He believes the misrepresentation of hemp as a dangerous narcotic has been pushed for decades by international conglomerates, who are well aware of the threat that the plant poses to their trade.
“It was the large multinationals who helped ban hemp decades ago, and it’s the large multinationals who are still ensuring that natural alternatives to their products are being sidelined even in this time of environmental chaos,” Gibson says. “Look at how many trees we could save by investing in a global hemp paper industry. Look at its potential to contribute to natural ethanol, yet we’re lagging behind countries such as Brazil which are making great strides in creating fuel from domestic products.”
“We can’t let token investments from the government into niche hemp industries divert us from keeping on pushing for the true environmental potential of hemp to finally be exploited,” Gibson continues. “The true power of hemp will be unlocked only when we’re able to use it to challenge large-scale, environmentally-damaging industries, and this isn’t happening yet.”
It is a line that companies such as Hemcore are eager to distance themselves from. Hobson says that his company prefers to treat hemp as a sustainable but commercial product, rather than getting into arguments about corporate politics.
But for Gibson, Pugh and others like them, the two issues are inextricably linked. “As hemp once posed a threat to some investors, so it does again today – for which reason some would rather leave the issue of hemp alone,” Gibson says. “With such a commodity, many positive changes can be put in place from which we can all benefit. The battle to get this recognised still needs to be fought.”
Over martinis at a fancy Covent Garden bar in London, a charming Russian student indulges a somewhat flustered Uncle Weed’s questions about Siberian winters, police corruption, fixers and bribes, communist nostalgia, gulags, late-night disapperences, hockey teams plus his comrade quearies into the effectiveness of her tactical KGB skills.
While camping at Clayoquot Sound on the west coast of Vancouver Island last summer, Uncle Weed launches into a lengthy discourse about noted logging blockades in 1993 and talks about meditations on hemp, non-violence, compassion, clearcuts, ecology and economics of forestry and comments on a looming water shortage in Tofino (to be continued …).

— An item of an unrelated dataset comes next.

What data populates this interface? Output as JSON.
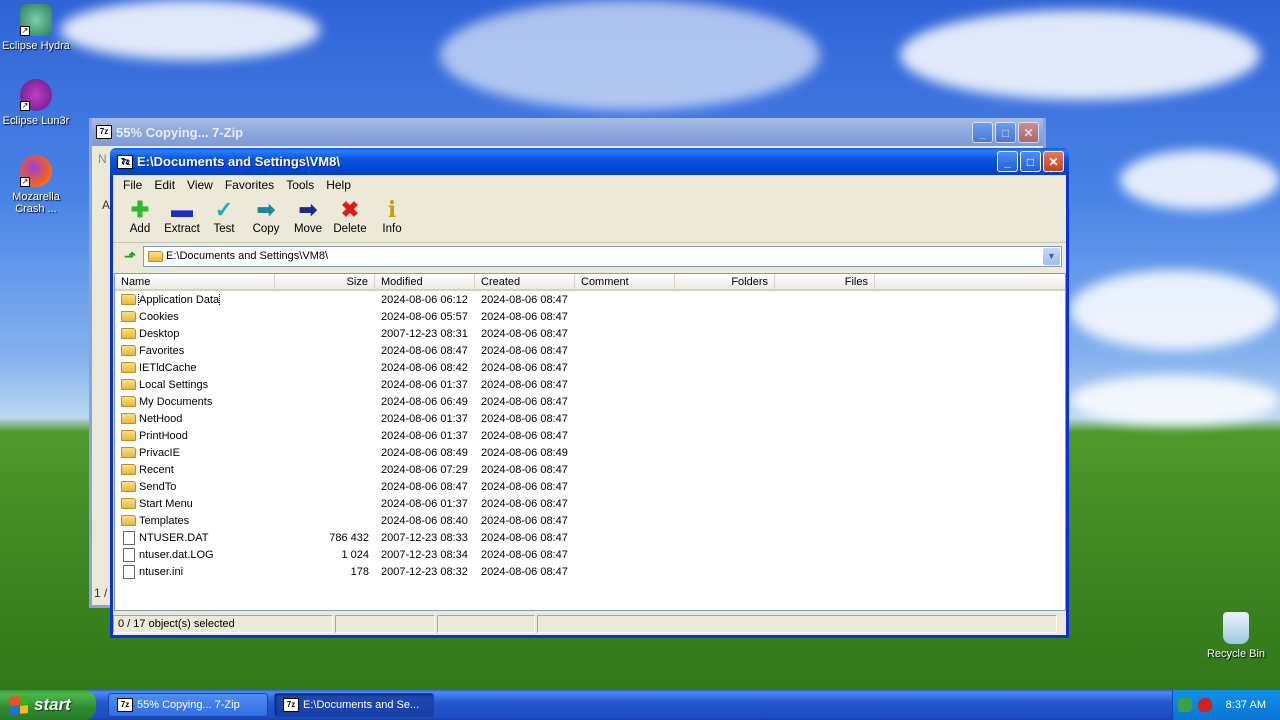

Whilst visiting mentor/amigo Hemp Ed in Pe Ell, Washington, Uncle Weed chats about cellulose fuel conversion, logging industry, tasty eggs from hemp seed fed chickens laden with omega 3s fatty acids plus Willie Nelson’s peaceful bio-diesel revolution, Ed’s Alaskan logging hi-jinks, Finnish saunas and Hemp Express Van flashbacks. Visit Hemplobby.org (be sure to download the “Practical Guide to Cannabis” .pdf) and Ed’s HempLobby Chronicles blog.
At Gnomedex tech and culture conference in Seattle, Jay (aka Unabonger or Cosmo) and Dave (me, Uncle Weed) offer Canada Day wishes and recap Broadband Mechanics and Marc Canter’s mighty party, the absurdity of stealth start-ups and venture capitalist, Dave Winer who created RSS, and preview PT of Make Mag and check out the t-shirts, lounges while walking into the conference for the official Canadian recognition and seeing Tara Hunt and so on.
Uncle Weed heads out with Reverend Bob and Padowan Zach to spend a Sunday in downtown Vancouver’s preferred locales for herbal enthusiasts in this Enhanced Podcast – fortified with photos, links and other surprises.
Justin of the New Amsterdam Cafe gives the straight dope on the chronology of the ‘potblock’ – Cannabis Cafe, HempBC, Blunt Brothers, the great fire of 2004, and more – plus insight on the perks and challenges of the running a cannabis-friendly cafe.
Host Dave Thorvald Olson discusses innovative products and noteworthy entrepreneurial endeavours with exhibitors, plus makes observations on consumer attitudes, economics and public policy at the Wellness Show at Vancouver’s Canada Place on February 4th, 2006.